Ensure local doctors and other providers know they can call CDC’s Clinician On-Call Center, a 24-hour hotline for answering COVID-19 questions. Dial 1-800-CDC-INFO (800-232-4636) and ask for the Clinician On-Call Center.
Warn your community about who is at increased risk for severe illness
People at higher risk for severe COVID-19 include:
- Older adults
- Pregnant and recently pregnant people
- People with certain medical conditions
Encourage people who meet these criteria to get a COVID-19 vaccine as soon as they can. Remind people in your community that the vaccines are free and available to everyone age 12 and older in the United States, regardless of your immigration status and whether you have health insurance.
Each state has (and even each vaccination site may have) different identification and proof of eligibility requirements to get vaccinated. Remind people before they go to their vaccination appointment to confirm what identification and proof of eligibility they may need to bring with them.
Know who to turn to for trustworthy information
COVID-19 testing, vaccines, and other health information can be hard for people in rural communities to find. People in your community can find out where to get a vaccine near you at vaccines.gov.
Other trusted sources of information include local primary care providers and pharmacists. Also identify the state, local, or tribal health department in your area. Share the contact information for these facilities with your community members so they know:
- How to get tested for COVID-19.
- When and where to get a COVID-19 vaccine.
Consult with your local health department to get regular updates about COVID-19 cases in your area and the availability of vaccines. Share this information with community leaders and the public.
It can be helpful to develop informational cards to hand out to members of your community that list key COVID-19 health information, such as important contact information, websites, and vaccination sites.
Form a coalition to widely share information in your community
Work with different community partners to get their creative ideas on ways to protect the community and get their help to reach everyone in the community with information about COVID-19 vaccination efforts, prevention and testing information, and other resources.
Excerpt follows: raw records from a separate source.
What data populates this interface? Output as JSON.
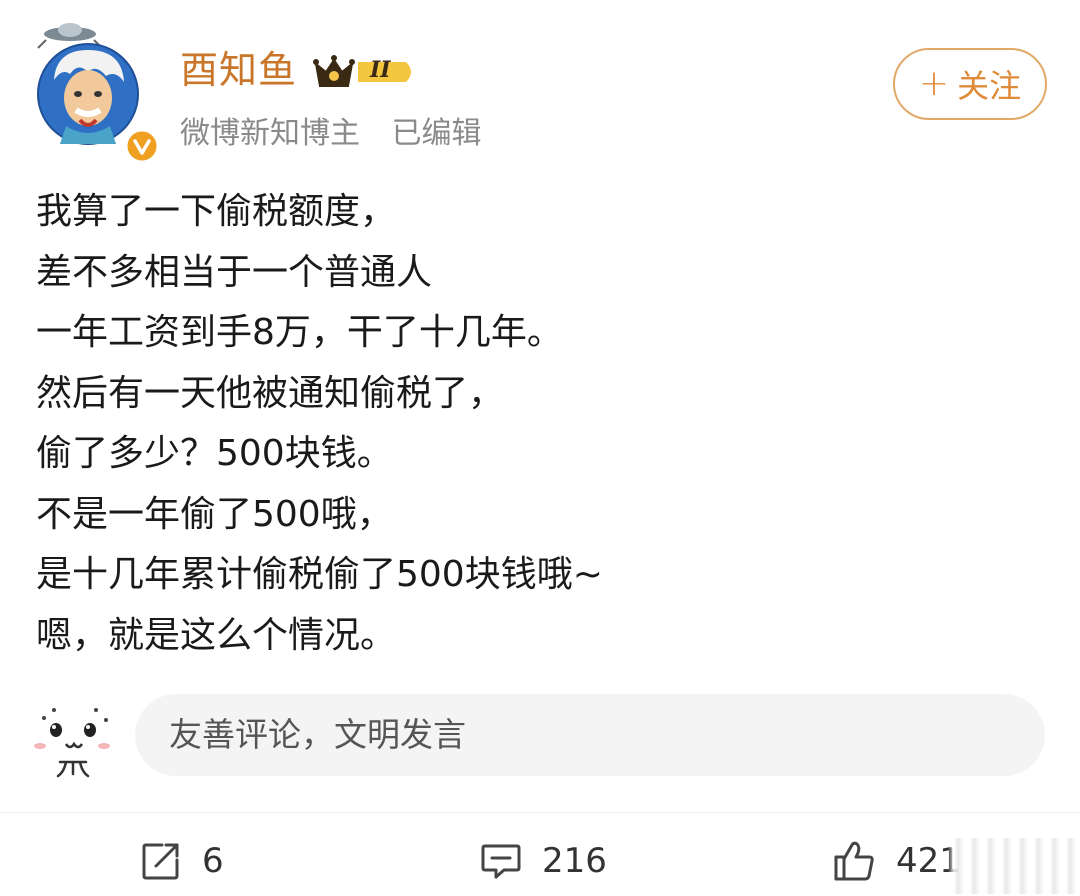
{
  "user": {
    "name": "酉知鱼",
    "level_badge": "II",
    "verified_title": "微博新知博主",
    "edited_label": "已编辑"
  },
  "follow_button": {
    "plus": "+",
    "label": "关注"
  },
  "post": {
    "lines": [
      "我算了一下偷税额度，",
      "差不多相当于一个普通人",
      "一年工资到手8万，干了十几年。",
      "然后有一天他被通知偷税了，",
      "偷了多少？500块钱。",
      "不是一年偷了500哦，",
      "是十几年累计偷税偷了500块钱哦~",
      "嗯，就是这么个情况。"
    ]
  },
  "comment_box": {
    "placeholder": "友善评论，文明发言"
  },
  "actions": {
    "repost_count": "6",
    "comment_count": "216",
    "like_count": "421"
  },
  "colors": {
    "accent": "#e08b3a",
    "username": "#c9762a",
    "verified_badge": "#f0a020",
    "avatar_bg": "#2f6fc4"
  },
  "icons": {
    "verified": "verified-v-icon",
    "crown": "crown-icon",
    "repost": "repost-icon",
    "comment": "comment-icon",
    "like": "like-icon",
    "emoji": "emoji-face-icon"
  }
}
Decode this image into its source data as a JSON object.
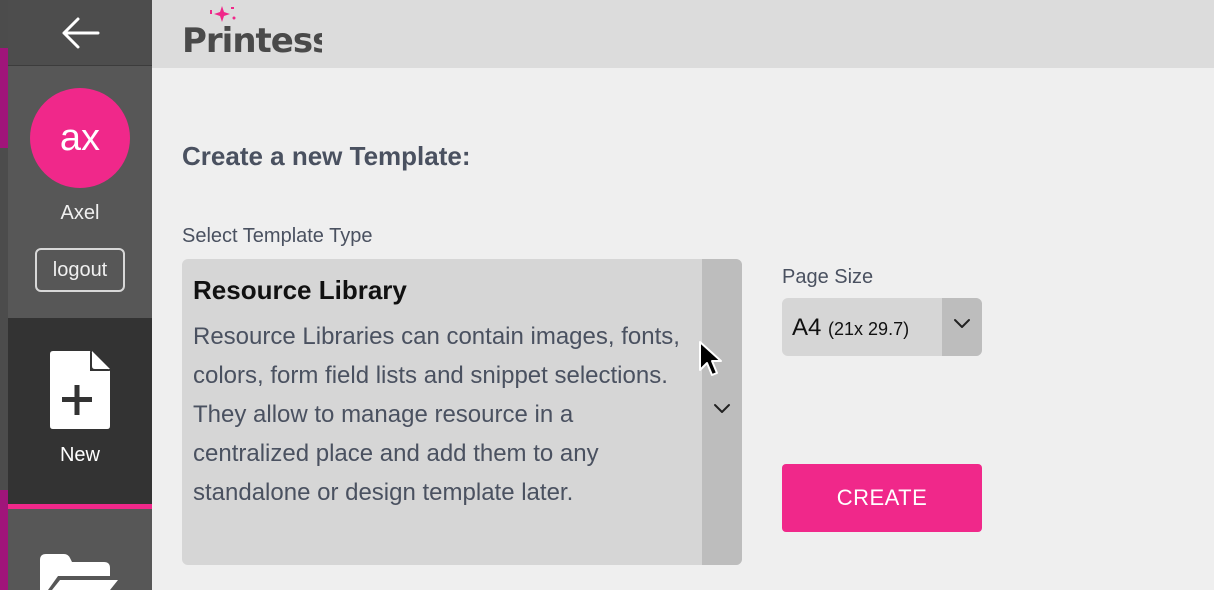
{
  "app": {
    "brand_name": "Printess"
  },
  "sidebar": {
    "user": {
      "initials": "ax",
      "name": "Axel"
    },
    "logout_label": "logout",
    "new_label": "New"
  },
  "form": {
    "title": "Create a new Template:",
    "template_type": {
      "label": "Select Template Type",
      "selected_title": "Resource Library",
      "selected_description": "Resource Libraries can contain images, fonts, colors, form field lists and snippet selections. They allow to manage resource in a centralized place and add them to any standalone or design template later."
    },
    "page_size": {
      "label": "Page Size",
      "selected_value": "A4",
      "selected_detail": "(21x 29.7)"
    },
    "create_label": "CREATE"
  },
  "colors": {
    "accent": "#f0288a",
    "sidebar_bg": "#575757",
    "sidebar_active_bg": "#333333",
    "header_bg": "#dcdcdc",
    "page_bg": "#efefef",
    "text_muted": "#4a5160"
  },
  "icons": {
    "back": "arrow-left-icon",
    "new": "file-plus-icon",
    "folder": "folder-icon",
    "dropdown": "chevron-down-icon",
    "cursor": "mouse-pointer-icon"
  }
}
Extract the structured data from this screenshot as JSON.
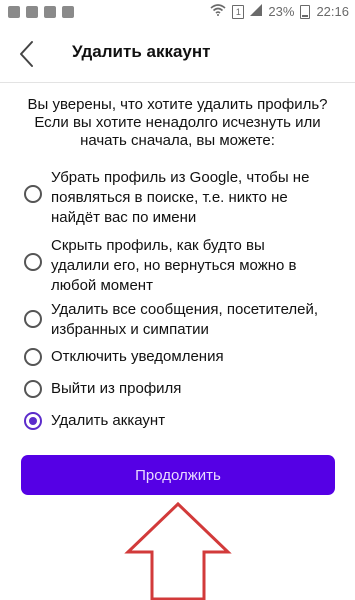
{
  "status_bar": {
    "battery_percent": "23%",
    "sim_label": "1",
    "time": "22:16"
  },
  "header": {
    "title": "Удалить аккаунт",
    "back_icon": "chevron-left-icon"
  },
  "intro": {
    "lines": [
      "Вы уверены, что хотите удалить профиль?",
      "Если вы хотите ненадолго исчезнуть или",
      "начать сначала, вы можете:"
    ]
  },
  "options": [
    {
      "lines": [
        "Убрать профиль из Google, чтобы не",
        "появляться в поиске, т.е. никто не",
        "найдёт вас по имени"
      ],
      "checked": false
    },
    {
      "lines": [
        "Скрыть профиль, как будто вы",
        "удалили его, но вернуться можно в",
        "любой момент"
      ],
      "checked": false
    },
    {
      "lines": [
        "Удалить все сообщения, посетителей,",
        "избранных и симпатии"
      ],
      "checked": false
    },
    {
      "lines": [
        "Отключить уведомления"
      ],
      "checked": false
    },
    {
      "lines": [
        "Выйти из профиля"
      ],
      "checked": false
    },
    {
      "lines": [
        "Удалить аккаунт"
      ],
      "checked": true
    }
  ],
  "continue_button": {
    "label": "Продолжить"
  },
  "colors": {
    "accent": "#5500e5",
    "radio_selected": "#5c2ccb",
    "arrow_outline": "#d23a3a"
  }
}
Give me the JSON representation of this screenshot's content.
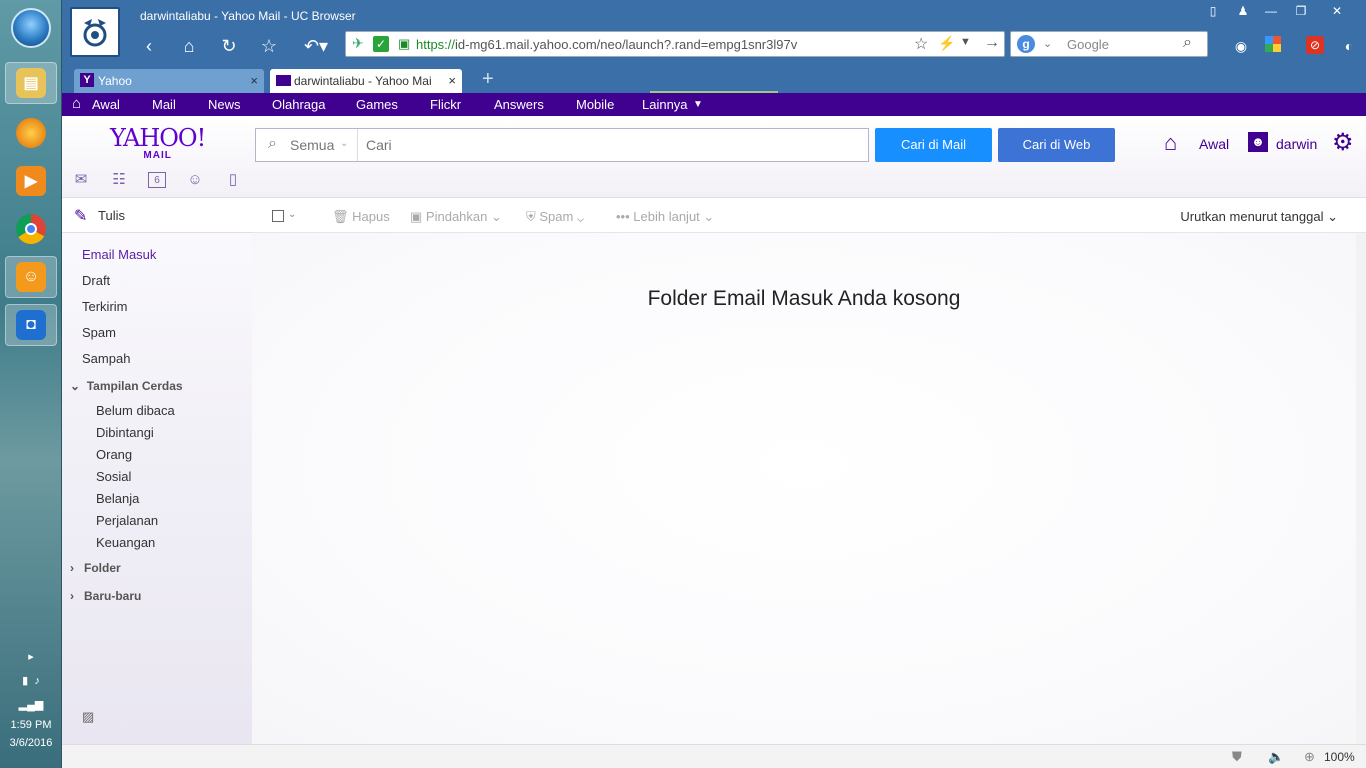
{
  "taskbar": {
    "time": "1:59 PM",
    "date": "3/6/2016"
  },
  "window": {
    "title": "darwintaliabu - Yahoo Mail - UC Browser"
  },
  "browser": {
    "url_scheme": "https://",
    "url_rest": "id-mg61.mail.yahoo.com/neo/launch?.rand=empg1snr3l97v",
    "search_placeholder": "Google",
    "zoom": "100%",
    "tabs": [
      {
        "label": "Yahoo",
        "close": "×"
      },
      {
        "label": "darwintaliabu - Yahoo Mai",
        "close": "×"
      }
    ],
    "new_tab": "+"
  },
  "yahoo_nav": {
    "items": [
      "Awal",
      "Mail",
      "News",
      "Olahraga",
      "Games",
      "Flickr",
      "Answers",
      "Mobile",
      "Lainnya"
    ]
  },
  "header": {
    "logo_big": "YAHOO!",
    "logo_small": "MAIL",
    "scope": "Semua",
    "search_placeholder": "Cari",
    "search_mail_btn": "Cari di Mail",
    "search_web_btn": "Cari di Web",
    "home_link": "Awal",
    "user_link": "darwin",
    "accent": "#400090",
    "button_color": "#188fff"
  },
  "compose": {
    "label": "Tulis"
  },
  "toolbar": {
    "delete": "Hapus",
    "move": "Pindahkan",
    "spam": "Spam",
    "more": "Lebih lanjut",
    "sort": "Urutkan menurut tanggal"
  },
  "folders": [
    "Email Masuk",
    "Draft",
    "Terkirim",
    "Spam",
    "Sampah"
  ],
  "smart_views": {
    "title": "Tampilan Cerdas",
    "items": [
      "Belum dibaca",
      "Dibintangi",
      "Orang",
      "Sosial",
      "Belanja",
      "Perjalanan",
      "Keuangan"
    ]
  },
  "groups": {
    "folder": "Folder",
    "recent": "Baru-baru"
  },
  "main": {
    "empty_message": "Folder Email Masuk Anda kosong"
  }
}
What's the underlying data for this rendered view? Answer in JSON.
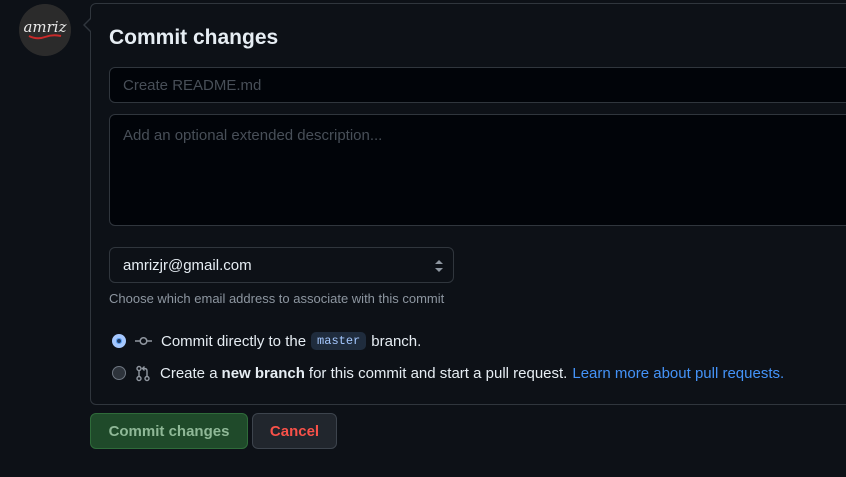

Partners may include:
- Health departments
- State offices of rural health
- State rural health associations
- Faith-based organizations
- Community health workers
- Advocacy organizations
Promote safety guidance for specific groups
Work with your local health care providers to share trustworthy safety guidance from your local health department, the state, and CDC for employers, educators, health care professionals, parents, and other groups. CDC’s regularly updated guidance covers many topics, including how to safely operate your business during the COVID-19 pandemic. You can find guidance specific to your community through your local health department.
Advocate for a vaccination center in your community
Planning to host a federally supported vaccination center begins with the Community Vaccination Centers Playbook. This playbook includes guidance for allocating federal support to state, tribal, and territorial community vaccination centers. First steps include working with partners to identify resources and meeting Federal Emergency Management Agency requirements.
For more information
For the latest information, including communication resources, go to the CDC website. CDC has created several COVID-19 communication resources for the public. Rural community leaders can use these communication resources (including videos), when appropriate. These materials are also available in Spanish and other language translations.
More innovative ideas for education, outreach, and some treatment plans can be found on the Rural Health Information Hub.